Borrowdale Beck and water-tracks draining off the fells bring music to the dale. Puddles along the track reflect a skyscape where rain is never far off and the sun spotlights a distant fell, for a moment.
Sand martins dart into nest-chambers in the steep bank of the beck, fewer than last summer. I hope their young have fledged and are on the wing. Borrowdale Beck is a tributary of the River Lune. This is Shap Borrowdale with Borrowdale Beck flowing beneath the Shap Road (A 6) at Huck's Bridge.
The hay meadows are golden with a scattering of white ox-eye daisies which make a striking pattern with the whiteness of the sheep against the green fell-side. Tradition is preserved at High Borrowdale where stone walls, barn and farmhouse have been restored and the hay meadow is a recreation, begun in 2005.
Above Seatoller, the River Derwent looked gentle enough, confined by a stone revetment as it flowed through pastureland, but above Derwent Head at the foot of Seathwaite Fell it changed its name and assumed a wilder character. Here Styhead Gill and Grains Gill came together and dumped their load of rock debris on the valley floor and the erosive power of water was visible all around.
Above Grains Gill I heard cries that made me stop to contemplate a zone of crags, outcropping rock and screes below the summits of Glaramara. inhospitable terrain of an austere beauty. A series of green gashes showed where gills with waterfalls and chutes of rock debris poured off the fell. Most secret, most dramatic was Red Beck whose rock gorge breached the skyline and its twists and turns, its birch trees and waterfalls showed but dimly. The fell-profile changed where a grassy shelf underscored the steepest ground, and below came friable material dumped by a glacier and since cut through with watercourses draining down to Grains Gill and the Derwent. Here the ground appeared green, in a rhythm of upturned boats- their hulls rippled with fine-ground earth.

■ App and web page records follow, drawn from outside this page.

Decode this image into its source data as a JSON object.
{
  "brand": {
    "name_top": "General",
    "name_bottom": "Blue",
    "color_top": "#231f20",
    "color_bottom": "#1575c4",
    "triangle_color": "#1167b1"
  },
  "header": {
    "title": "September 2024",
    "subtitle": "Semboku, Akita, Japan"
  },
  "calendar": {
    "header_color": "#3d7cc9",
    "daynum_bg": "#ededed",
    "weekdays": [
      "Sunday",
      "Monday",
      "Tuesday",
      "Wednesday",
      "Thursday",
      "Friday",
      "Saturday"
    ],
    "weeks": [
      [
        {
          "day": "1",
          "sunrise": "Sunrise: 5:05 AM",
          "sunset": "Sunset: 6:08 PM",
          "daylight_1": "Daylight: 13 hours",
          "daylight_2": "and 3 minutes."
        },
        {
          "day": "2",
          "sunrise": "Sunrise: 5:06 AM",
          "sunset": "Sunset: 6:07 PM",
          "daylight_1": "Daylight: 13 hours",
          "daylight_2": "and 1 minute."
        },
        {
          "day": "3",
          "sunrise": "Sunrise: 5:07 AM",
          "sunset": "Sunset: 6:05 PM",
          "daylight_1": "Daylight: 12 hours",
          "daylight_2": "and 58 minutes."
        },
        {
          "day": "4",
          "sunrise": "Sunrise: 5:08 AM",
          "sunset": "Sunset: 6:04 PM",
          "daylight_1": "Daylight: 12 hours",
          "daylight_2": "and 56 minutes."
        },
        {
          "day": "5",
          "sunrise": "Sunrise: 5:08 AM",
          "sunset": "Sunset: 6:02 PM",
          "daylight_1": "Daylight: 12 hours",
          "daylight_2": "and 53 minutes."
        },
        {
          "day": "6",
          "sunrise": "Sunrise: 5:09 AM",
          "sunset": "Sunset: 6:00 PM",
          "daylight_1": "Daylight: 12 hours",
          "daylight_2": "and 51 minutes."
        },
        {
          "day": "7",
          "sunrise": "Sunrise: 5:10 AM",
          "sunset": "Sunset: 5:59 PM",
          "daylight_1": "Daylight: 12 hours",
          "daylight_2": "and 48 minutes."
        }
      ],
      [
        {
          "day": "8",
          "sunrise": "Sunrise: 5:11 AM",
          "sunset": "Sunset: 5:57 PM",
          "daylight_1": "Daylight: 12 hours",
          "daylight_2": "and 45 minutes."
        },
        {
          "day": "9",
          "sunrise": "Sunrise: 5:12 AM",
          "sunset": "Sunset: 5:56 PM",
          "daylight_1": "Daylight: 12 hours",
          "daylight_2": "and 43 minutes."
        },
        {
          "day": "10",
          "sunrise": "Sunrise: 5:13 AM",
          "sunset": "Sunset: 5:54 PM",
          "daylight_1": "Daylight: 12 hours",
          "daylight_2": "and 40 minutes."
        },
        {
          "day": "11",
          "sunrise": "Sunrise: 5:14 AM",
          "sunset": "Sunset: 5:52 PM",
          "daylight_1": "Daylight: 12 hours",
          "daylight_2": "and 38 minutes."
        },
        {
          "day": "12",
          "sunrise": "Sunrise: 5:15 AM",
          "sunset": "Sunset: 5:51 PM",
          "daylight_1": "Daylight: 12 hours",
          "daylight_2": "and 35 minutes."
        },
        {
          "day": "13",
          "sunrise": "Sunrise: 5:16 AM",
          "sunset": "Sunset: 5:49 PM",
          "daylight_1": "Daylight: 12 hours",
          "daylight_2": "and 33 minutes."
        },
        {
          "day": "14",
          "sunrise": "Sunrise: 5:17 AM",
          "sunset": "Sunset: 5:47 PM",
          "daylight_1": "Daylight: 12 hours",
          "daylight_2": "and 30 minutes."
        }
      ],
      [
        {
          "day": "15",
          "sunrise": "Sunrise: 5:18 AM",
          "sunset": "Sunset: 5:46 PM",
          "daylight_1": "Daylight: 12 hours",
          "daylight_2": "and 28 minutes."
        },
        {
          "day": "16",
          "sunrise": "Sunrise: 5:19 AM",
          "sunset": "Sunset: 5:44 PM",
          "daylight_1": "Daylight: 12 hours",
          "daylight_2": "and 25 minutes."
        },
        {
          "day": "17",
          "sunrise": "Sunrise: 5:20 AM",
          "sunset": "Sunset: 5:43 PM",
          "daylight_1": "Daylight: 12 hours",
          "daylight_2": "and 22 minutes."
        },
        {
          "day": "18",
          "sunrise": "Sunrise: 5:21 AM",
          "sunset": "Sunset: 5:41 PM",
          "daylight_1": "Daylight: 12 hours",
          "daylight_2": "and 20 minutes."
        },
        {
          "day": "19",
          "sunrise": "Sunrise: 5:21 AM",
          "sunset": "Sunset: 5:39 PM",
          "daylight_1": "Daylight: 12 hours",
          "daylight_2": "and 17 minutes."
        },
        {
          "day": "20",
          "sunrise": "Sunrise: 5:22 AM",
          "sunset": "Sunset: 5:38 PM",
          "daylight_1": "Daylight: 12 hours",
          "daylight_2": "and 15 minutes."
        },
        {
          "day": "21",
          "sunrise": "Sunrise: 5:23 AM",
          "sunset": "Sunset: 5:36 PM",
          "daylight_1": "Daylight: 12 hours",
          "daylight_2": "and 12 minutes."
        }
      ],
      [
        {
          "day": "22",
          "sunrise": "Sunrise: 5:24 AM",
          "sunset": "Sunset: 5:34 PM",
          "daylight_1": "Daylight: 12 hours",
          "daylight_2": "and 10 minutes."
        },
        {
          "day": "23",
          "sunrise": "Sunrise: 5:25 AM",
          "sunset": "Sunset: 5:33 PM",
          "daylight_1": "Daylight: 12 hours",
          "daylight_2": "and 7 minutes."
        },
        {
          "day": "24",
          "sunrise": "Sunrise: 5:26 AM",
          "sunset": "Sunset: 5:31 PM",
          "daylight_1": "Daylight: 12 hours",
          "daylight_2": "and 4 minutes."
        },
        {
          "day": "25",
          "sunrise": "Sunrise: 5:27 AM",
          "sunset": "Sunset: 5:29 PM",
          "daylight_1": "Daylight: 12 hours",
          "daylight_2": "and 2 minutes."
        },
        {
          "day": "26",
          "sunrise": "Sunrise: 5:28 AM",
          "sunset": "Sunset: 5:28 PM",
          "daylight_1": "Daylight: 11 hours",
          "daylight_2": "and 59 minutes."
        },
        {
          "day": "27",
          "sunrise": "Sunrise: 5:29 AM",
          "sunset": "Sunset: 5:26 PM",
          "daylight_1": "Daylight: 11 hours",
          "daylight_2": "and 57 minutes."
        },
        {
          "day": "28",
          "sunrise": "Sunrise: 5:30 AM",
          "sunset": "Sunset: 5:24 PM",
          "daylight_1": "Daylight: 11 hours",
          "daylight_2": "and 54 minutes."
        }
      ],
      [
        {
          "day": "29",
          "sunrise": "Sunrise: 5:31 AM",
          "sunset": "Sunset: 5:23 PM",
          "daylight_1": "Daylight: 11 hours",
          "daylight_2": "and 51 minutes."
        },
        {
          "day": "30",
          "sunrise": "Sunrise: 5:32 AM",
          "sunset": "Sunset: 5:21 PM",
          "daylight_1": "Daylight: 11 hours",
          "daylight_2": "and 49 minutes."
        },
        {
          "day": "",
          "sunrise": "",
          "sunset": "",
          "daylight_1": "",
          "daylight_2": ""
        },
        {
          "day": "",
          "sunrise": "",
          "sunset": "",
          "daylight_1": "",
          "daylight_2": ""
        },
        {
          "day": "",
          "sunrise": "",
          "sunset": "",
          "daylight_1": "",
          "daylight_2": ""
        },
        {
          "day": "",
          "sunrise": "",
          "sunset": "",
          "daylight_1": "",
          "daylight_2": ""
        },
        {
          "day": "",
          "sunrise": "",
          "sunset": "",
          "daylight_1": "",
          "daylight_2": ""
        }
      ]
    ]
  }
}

Walking alone, I respond to whatever the day brings. I might head up onto the Glaramara ridge or I might not -the tops were in cloud and here was a fresh perspective. I was looking into secret places, the domain of shepherds whose calls I heard long before I could find them. Below the skyline, sheep appeared with tell-tale spurts of movement, driven by unseen dogs. Somewhere high on the ridge shepherds were gathering and in this rugged terrain they seemed a mythic presence- those evocative cries might have come from Viking settlers who imposed their farming traditions on these fells and named its landscape features fell, force, gill, beck, tarn and dale are of Old Norse origin. How might they gather their scattered sheep and bring them safely down into the dale? Red Beck gorge was a hazard to be avoided but maverick ewes scrambled up out of the lower reaches of the gill whilst others trotted down along the bank. Like long ropes of pearls, kinking and spilling, sheep came down beside a green-gash gully, crossed at the grassy terrace, swung north and contoured single-file toward an eroded basin littered with rock and scree where Red Beck met Grains Gill. Voices echoed up on the flanks of Glaramara, coming out of the cloud, shepherds with their dogs were gathering wayward ewes which had been on the fell all summer. As they descended their whistles and calls became clearer, an urgent ‘lie down, lie down’ then a sequence of snarled Viking oaths. They shrugged off Old Norse and the aura of Viking as they approached the dale and became distinct. Two shepherds and their dogs brought up the rear as their flock passed a sheep-fold and came together before an intake wall for a time of respite. There were horned Swaledales, the black pearls of Herdwick hoggs yet to be sheared and their silver-white mothers, and ewes with Etruscan profile and erect ears. They set off again along the terrace toward Stockley Bridge and the track down to Seathwaite Farm. Stockley Bridge lies on a popular route, and here came a collision of tourism and agriculture with walkers heading up the dale as the flock headed down. Twelve dogs in mottled seal-skin camouflage now closed in behind sheep gathered above the bridge and pouring down onto the footpath. Spooked by a walker, they broke away down the bank and into the bed of Grains Gill, dogs in pursuit and splashing through water and rock-debris as a third shepherd gathered them in. I fell into conversation with a young couple, their child sleeping on his father’s back, and as the flock made slow progress along the footpath we kept in the rear. The family was staying at a cottage in Seatoller and, like me, they were awed by the skill of men and dogs bringing their sheep off this steep and rugged fellside. Here was the gritty reality of pastoral. From those distant and elusive calls how they take on substance! A gang of three shepherds and a dozen dogs gathering off Glaramara! Back at Seathwaite farm, with the sheep penned, I chatted to one of the shepherds and heard that they would be gathering on surrounding fells for the next few days. They were to separate lambs from 35 ewes, keeping all the females- this year’s lambs would not mate but would be left to grow out first. All was silent and I wondered if the dogs were back in their wooden sheds beside the toilets.